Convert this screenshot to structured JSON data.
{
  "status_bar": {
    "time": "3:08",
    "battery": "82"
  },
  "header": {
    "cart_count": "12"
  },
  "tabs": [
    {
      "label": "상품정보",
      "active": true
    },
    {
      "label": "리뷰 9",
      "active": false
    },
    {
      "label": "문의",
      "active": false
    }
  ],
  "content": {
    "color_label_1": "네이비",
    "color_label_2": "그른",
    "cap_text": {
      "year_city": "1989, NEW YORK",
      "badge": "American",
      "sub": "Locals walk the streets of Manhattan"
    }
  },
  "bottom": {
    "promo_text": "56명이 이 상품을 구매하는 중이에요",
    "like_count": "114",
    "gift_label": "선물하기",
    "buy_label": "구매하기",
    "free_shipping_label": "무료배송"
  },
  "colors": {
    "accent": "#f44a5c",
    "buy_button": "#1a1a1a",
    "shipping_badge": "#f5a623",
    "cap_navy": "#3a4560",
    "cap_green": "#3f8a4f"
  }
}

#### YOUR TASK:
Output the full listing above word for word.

#### ANSWER BOX:
Convert this screenshot to structured JSON data.
{
  "status_bar": {
    "time": "3:08",
    "battery": "82"
  },
  "header": {
    "cart_count": "12"
  },
  "tabs": [
    {
      "label": "상품정보",
      "active": true
    },
    {
      "label": "리뷰 9",
      "active": false
    },
    {
      "label": "문의",
      "active": false
    }
  ],
  "content": {
    "color_label_1": "네이비",
    "color_label_2": "그른",
    "cap_text": {
      "year_city": "1989, NEW YORK",
      "badge": "American",
      "sub": "Locals walk the streets of Manhattan"
    }
  },
  "bottom": {
    "promo_text": "56명이 이 상품을 구매하는 중이에요",
    "like_count": "114",
    "gift_label": "선물하기",
    "buy_label": "구매하기",
    "free_shipping_label": "무료배송"
  },
  "colors": {
    "accent": "#f44a5c",
    "buy_button": "#1a1a1a",
    "shipping_badge": "#f5a623",
    "cap_navy": "#3a4560",
    "cap_green": "#3f8a4f"
  }
}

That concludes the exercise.